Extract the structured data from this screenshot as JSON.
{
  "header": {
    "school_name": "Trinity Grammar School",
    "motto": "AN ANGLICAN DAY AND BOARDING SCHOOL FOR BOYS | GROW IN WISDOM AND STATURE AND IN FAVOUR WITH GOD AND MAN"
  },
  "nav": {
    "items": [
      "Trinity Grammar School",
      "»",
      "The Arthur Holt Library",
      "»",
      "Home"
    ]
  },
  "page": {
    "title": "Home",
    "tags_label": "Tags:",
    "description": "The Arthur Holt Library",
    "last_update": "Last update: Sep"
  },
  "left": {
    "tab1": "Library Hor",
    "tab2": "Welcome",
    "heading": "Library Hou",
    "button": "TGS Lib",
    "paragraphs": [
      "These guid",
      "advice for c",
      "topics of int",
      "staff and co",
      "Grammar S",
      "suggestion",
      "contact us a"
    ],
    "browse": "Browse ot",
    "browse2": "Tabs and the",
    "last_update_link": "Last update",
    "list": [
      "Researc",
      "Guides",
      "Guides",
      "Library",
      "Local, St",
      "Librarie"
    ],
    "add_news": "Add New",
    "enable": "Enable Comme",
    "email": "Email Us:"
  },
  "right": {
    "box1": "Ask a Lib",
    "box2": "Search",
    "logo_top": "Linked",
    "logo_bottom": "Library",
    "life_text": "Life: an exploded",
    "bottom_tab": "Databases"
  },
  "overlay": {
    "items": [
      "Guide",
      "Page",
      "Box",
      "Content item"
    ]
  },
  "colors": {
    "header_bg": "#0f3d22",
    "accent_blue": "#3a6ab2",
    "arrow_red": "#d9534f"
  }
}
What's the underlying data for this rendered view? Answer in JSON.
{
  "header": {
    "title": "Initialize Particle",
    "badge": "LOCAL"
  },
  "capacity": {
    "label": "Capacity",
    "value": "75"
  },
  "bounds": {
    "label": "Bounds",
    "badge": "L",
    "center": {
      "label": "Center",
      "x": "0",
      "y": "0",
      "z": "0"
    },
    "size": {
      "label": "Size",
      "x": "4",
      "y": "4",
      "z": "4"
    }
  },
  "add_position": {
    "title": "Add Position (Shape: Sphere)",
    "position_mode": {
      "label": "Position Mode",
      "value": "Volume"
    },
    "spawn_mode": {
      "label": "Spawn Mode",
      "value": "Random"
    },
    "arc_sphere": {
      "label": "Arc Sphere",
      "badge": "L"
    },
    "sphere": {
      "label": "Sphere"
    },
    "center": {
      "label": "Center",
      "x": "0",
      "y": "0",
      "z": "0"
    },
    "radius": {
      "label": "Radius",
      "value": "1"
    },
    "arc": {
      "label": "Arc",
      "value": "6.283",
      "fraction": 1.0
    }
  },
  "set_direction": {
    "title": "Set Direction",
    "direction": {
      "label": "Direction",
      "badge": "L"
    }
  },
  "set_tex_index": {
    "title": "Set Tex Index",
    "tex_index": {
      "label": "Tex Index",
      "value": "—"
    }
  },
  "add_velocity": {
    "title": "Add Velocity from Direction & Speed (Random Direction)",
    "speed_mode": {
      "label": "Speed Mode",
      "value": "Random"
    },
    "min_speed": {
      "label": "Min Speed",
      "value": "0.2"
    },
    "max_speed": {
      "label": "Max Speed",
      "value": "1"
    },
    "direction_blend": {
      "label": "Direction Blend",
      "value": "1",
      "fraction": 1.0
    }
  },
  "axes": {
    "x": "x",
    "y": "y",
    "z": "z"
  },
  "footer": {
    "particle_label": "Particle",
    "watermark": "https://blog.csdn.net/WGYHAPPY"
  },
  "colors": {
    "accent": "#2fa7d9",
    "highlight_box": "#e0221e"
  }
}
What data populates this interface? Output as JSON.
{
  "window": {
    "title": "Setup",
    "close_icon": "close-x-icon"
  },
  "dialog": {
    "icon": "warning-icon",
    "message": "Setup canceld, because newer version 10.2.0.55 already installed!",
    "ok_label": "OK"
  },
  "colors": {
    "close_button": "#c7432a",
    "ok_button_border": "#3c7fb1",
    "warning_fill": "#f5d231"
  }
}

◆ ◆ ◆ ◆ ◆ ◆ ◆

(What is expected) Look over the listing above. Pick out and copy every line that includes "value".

(Solution for this task)
    "value": "75"
      "value": "Volume"
      "value": "Random"
      "value": "1"
      "value": "6.283",
      "value": "—"
      "value": "Random"
      "value": "0.2"
      "value": "1"
      "value": "1",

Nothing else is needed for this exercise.